Start of Block

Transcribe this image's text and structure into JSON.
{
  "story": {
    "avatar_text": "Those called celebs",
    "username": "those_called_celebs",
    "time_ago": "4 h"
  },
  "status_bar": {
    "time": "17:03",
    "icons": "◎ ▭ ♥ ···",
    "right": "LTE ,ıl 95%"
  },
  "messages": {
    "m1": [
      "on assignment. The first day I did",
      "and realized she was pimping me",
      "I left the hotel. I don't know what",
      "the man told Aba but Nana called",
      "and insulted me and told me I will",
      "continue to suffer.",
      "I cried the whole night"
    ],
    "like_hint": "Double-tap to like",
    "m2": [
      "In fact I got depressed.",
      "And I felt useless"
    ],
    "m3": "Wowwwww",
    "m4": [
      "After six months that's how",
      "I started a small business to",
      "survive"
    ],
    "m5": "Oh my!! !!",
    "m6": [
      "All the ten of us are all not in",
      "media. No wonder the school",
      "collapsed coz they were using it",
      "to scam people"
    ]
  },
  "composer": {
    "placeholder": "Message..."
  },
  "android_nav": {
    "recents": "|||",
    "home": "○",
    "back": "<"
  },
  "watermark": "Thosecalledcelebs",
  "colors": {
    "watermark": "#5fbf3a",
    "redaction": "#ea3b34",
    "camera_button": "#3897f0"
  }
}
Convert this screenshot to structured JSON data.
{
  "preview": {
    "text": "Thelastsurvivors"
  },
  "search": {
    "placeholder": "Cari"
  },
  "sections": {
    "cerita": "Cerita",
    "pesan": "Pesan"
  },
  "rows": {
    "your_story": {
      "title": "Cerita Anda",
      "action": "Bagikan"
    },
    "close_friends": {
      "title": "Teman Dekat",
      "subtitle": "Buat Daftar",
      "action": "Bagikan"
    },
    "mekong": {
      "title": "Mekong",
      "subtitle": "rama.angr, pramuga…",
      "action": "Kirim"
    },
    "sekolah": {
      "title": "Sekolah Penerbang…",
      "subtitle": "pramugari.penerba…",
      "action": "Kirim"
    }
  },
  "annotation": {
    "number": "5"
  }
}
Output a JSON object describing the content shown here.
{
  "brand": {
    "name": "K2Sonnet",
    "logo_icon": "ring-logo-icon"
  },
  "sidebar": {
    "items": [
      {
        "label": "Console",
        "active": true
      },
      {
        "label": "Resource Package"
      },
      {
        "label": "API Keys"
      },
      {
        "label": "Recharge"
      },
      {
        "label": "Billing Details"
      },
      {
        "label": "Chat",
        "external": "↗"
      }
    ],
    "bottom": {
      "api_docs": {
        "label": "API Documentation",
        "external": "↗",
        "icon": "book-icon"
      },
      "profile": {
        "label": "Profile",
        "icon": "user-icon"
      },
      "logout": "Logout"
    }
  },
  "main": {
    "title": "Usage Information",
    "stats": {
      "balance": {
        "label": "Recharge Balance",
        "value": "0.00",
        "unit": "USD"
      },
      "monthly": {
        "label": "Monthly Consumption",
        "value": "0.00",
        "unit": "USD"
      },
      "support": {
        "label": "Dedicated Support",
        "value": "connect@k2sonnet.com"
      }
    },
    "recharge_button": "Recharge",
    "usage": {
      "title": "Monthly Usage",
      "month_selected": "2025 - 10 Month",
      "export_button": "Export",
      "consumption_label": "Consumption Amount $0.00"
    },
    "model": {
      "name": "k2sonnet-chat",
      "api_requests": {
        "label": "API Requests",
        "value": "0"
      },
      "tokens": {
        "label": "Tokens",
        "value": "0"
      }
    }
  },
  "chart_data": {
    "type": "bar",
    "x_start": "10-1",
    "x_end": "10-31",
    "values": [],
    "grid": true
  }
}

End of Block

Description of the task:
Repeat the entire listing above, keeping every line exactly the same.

Exercise solution:
Transcribe this image's text and structure into JSON.
{
  "story": {
    "avatar_text": "Those called celebs",
    "username": "those_called_celebs",
    "time_ago": "4 h"
  },
  "status_bar": {
    "time": "17:03",
    "icons": "◎ ▭ ♥ ···",
    "right": "LTE ,ıl 95%"
  },
  "messages": {
    "m1": [
      "on assignment. The first day I did",
      "and realized she was pimping me",
      "I left the hotel. I don't know what",
      "the man told Aba but Nana called",
      "and insulted me and told me I will",
      "continue to suffer.",
      "I cried the whole night"
    ],
    "like_hint": "Double-tap to like",
    "m2": [
      "In fact I got depressed.",
      "And I felt useless"
    ],
    "m3": "Wowwwww",
    "m4": [
      "After six months that's how",
      "I started a small business to",
      "survive"
    ],
    "m5": "Oh my!! !!",
    "m6": [
      "All the ten of us are all not in",
      "media. No wonder the school",
      "collapsed coz they were using it",
      "to scam people"
    ]
  },
  "composer": {
    "placeholder": "Message..."
  },
  "android_nav": {
    "recents": "|||",
    "home": "○",
    "back": "<"
  },
  "watermark": "Thosecalledcelebs",
  "colors": {
    "watermark": "#5fbf3a",
    "redaction": "#ea3b34",
    "camera_button": "#3897f0"
  }
}
Convert this screenshot to structured JSON data.
{
  "preview": {
    "text": "Thelastsurvivors"
  },
  "search": {
    "placeholder": "Cari"
  },
  "sections": {
    "cerita": "Cerita",
    "pesan": "Pesan"
  },
  "rows": {
    "your_story": {
      "title": "Cerita Anda",
      "action": "Bagikan"
    },
    "close_friends": {
      "title": "Teman Dekat",
      "subtitle": "Buat Daftar",
      "action": "Bagikan"
    },
    "mekong": {
      "title": "Mekong",
      "subtitle": "rama.angr, pramuga…",
      "action": "Kirim"
    },
    "sekolah": {
      "title": "Sekolah Penerbang…",
      "subtitle": "pramugari.penerba…",
      "action": "Kirim"
    }
  },
  "annotation": {
    "number": "5"
  }
}
Output a JSON object describing the content shown here.
{
  "brand": {
    "name": "K2Sonnet",
    "logo_icon": "ring-logo-icon"
  },
  "sidebar": {
    "items": [
      {
        "label": "Console",
        "active": true
      },
      {
        "label": "Resource Package"
      },
      {
        "label": "API Keys"
      },
      {
        "label": "Recharge"
      },
      {
        "label": "Billing Details"
      },
      {
        "label": "Chat",
        "external": "↗"
      }
    ],
    "bottom": {
      "api_docs": {
        "label": "API Documentation",
        "external": "↗",
        "icon": "book-icon"
      },
      "profile": {
        "label": "Profile",
        "icon": "user-icon"
      },
      "logout": "Logout"
    }
  },
  "main": {
    "title": "Usage Information",
    "stats": {
      "balance": {
        "label": "Recharge Balance",
        "value": "0.00",
        "unit": "USD"
      },
      "monthly": {
        "label": "Monthly Consumption",
        "value": "0.00",
        "unit": "USD"
      },
      "support": {
        "label": "Dedicated Support",
        "value": "connect@k2sonnet.com"
      }
    },
    "recharge_button": "Recharge",
    "usage": {
      "title": "Monthly Usage",
      "month_selected": "2025 - 10 Month",
      "export_button": "Export",
      "consumption_label": "Consumption Amount $0.00"
    },
    "model": {
      "name": "k2sonnet-chat",
      "api_requests": {
        "label": "API Requests",
        "value": "0"
      },
      "tokens": {
        "label": "Tokens",
        "value": "0"
      }
    }
  },
  "chart_data": {
    "type": "bar",
    "x_start": "10-1",
    "x_end": "10-31",
    "values": [],
    "grid": true
  }
}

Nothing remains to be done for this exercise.